Encompassing a variety of reactions, ranging from physical to mental, sexual anxiety can be a barrier not just to your sex life but also to your general wellbeing. If anxiety during sex is impacting your relationships with others or with yourself, you’ll have more than one reason to want to get it under control.
The good news is, there are practical ways we can cope with sexual anxiety. Certified sex coach Georgia Grace explains that to get ahead of sexual anxiety, we need to be practising mindfulness and calm outside of sex. “We do this so we can learn and recognise the times that anxiety is incoming, and then develop some tools so that it’s easier to apply during sex,” Georgia explains. This includes (but isn’t limited to) yoga, breathing practice, and mindful meditation. One helpful way might be to practise meditation techniques while masturbating as a way to practise regulating your sexual anxiety in private.
Amongst the many different reasons someone can experience sexual anxiety, whether it’s due to trauma or linked to general mental wellbeing, is that it can be linked to performance. You may feel worried about your lack of experience or your partner’s comparative wealth of it. And sometimes, our bodies just don’t respond to sexual stimuli the way we want them to. Our sex life is ultimately informed by our situations outside the bedroom, no matter how much we wish we could switch them off.
“We push our bodies to be busy and productive all day, and then put all this extra pressure on ourselves within those few minutes of sexual activity to suddenly be present and relaxed — which is so challenging,” Georgia says.
This process of overcoming sexual anxiety (and it truly is a process, as we can’t rush healing) will look different for everyone.

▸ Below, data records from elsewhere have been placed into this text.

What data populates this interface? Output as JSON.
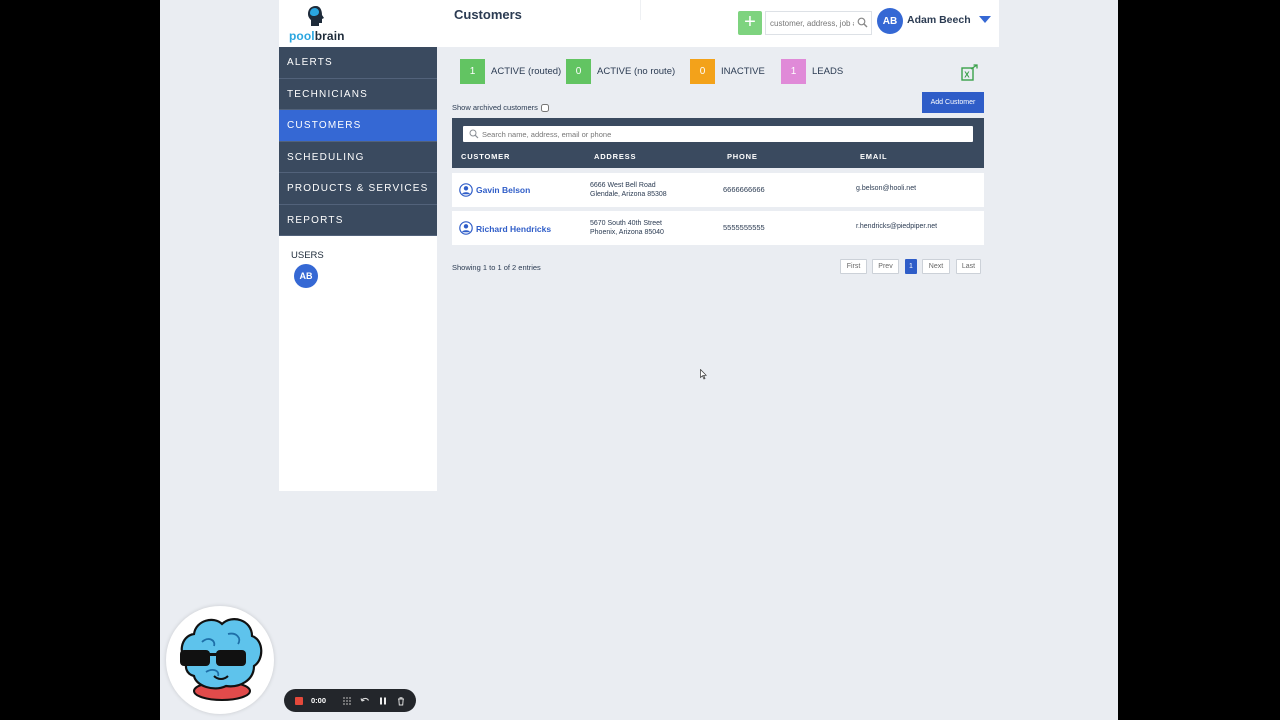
{
  "sidebar": {
    "logo": {
      "pool": "pool",
      "brain": "brain"
    },
    "nav": [
      "ALERTS",
      "TECHNICIANS",
      "CUSTOMERS",
      "SCHEDULING",
      "PRODUCTS & SERVICES",
      "REPORTS"
    ],
    "active_index": 2,
    "users_label": "USERS",
    "user_initials": "AB"
  },
  "header": {
    "title": "Customers",
    "add_label": "+",
    "search_placeholder": "customer, address, job #",
    "user_initials": "AB",
    "user_name": "Adam Beech"
  },
  "stats": [
    {
      "count": "1",
      "label": "ACTIVE (routed)",
      "color": "#62c462"
    },
    {
      "count": "0",
      "label": "ACTIVE (no route)",
      "color": "#62c462"
    },
    {
      "count": "0",
      "label": "INACTIVE",
      "color": "#f3a21a"
    },
    {
      "count": "1",
      "label": "LEADS",
      "color": "#e08ad8"
    }
  ],
  "controls": {
    "show_archived": "Show archived customers",
    "add_customer": "Add Customer",
    "table_search_placeholder": "Search name, address, email or phone"
  },
  "table": {
    "headers": [
      "CUSTOMER",
      "ADDRESS",
      "PHONE",
      "EMAIL"
    ],
    "rows": [
      {
        "name": "Gavin Belson",
        "address1": "6666 West Bell Road",
        "address2": "Glendale, Arizona 85308",
        "phone": "6666666666",
        "email": "g.belson@hooli.net"
      },
      {
        "name": "Richard Hendricks",
        "address1": "5670 South 40th Street",
        "address2": "Phoenix, Arizona 85040",
        "phone": "5555555555",
        "email": "r.hendricks@piedpiper.net"
      }
    ]
  },
  "footer": {
    "showing": "Showing 1 to 1 of 2 entries",
    "pager": [
      "First",
      "Prev",
      "1",
      "Next",
      "Last"
    ]
  },
  "recorder": {
    "time": "0:00"
  }
}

Whether you incorporate specific breathing techniques or get up from the bed and use movement to regulate your nervous system, it will be up to you to find what works best. Georgia also recommends co-regulation, which means making your sexual partners aware of the best ways they can help you if you start getting anxious mid-sex. If you need to take a break, this could mean making sure your sexual partner either gives you space or doesn’t touch you at all until you’re ready to try again.
But what if you’d rather stop altogether? One of the things that we might grapple with when experiencing sexual anxiety is our innate desire to people-please. Whether you’re with a regular partner or a total stranger, or even a group of people, asking to stop sex half-way through can bring up feelings of guilt or embarrassment. Maybe you’re worried about what your partner/s will think, or you’re concerned about interrupting their pleasure with your panic.
According to Georgia, this is extremely common. For all the rhetoric we have around ‘asking for what we want in sex’, what if we don’t know what we want or if what we want changes? “We need to normalise the fact that our desires change all the time, and it’s normal,” she says. “You can ask for something and it just doesn’t live up to your expectations — or you can go into sex thinking you want it and then your anxiety changes your mind.”
First and foremost, we don’t owe sex to anyone if we don’t feel like it — even if we’ve already started. Continuing sexual activity if there’s even the tiniest part of you that doesn’t want to anymore can become an issue of consent, so it’s important to vocalise what you’re feeling straight away to avoid damage to yourself and/or your relationship. Ultimately, it’s a process of claiming not just your right to say a firm ‘no’ or a resounding ‘yes’, but having the freedom to change your answer at any given time.
“Sex is about pleasure,” Georgia concludes. “It’s not about enduring it to make sure your sexual partner is having a good time. If you continue to ignore your sexual anxiety and start to ‘push through’ sex, you can start to dread it. What you need to do is redefine sex and find new ways in. Find things that make sex feel safe and accessible for you.”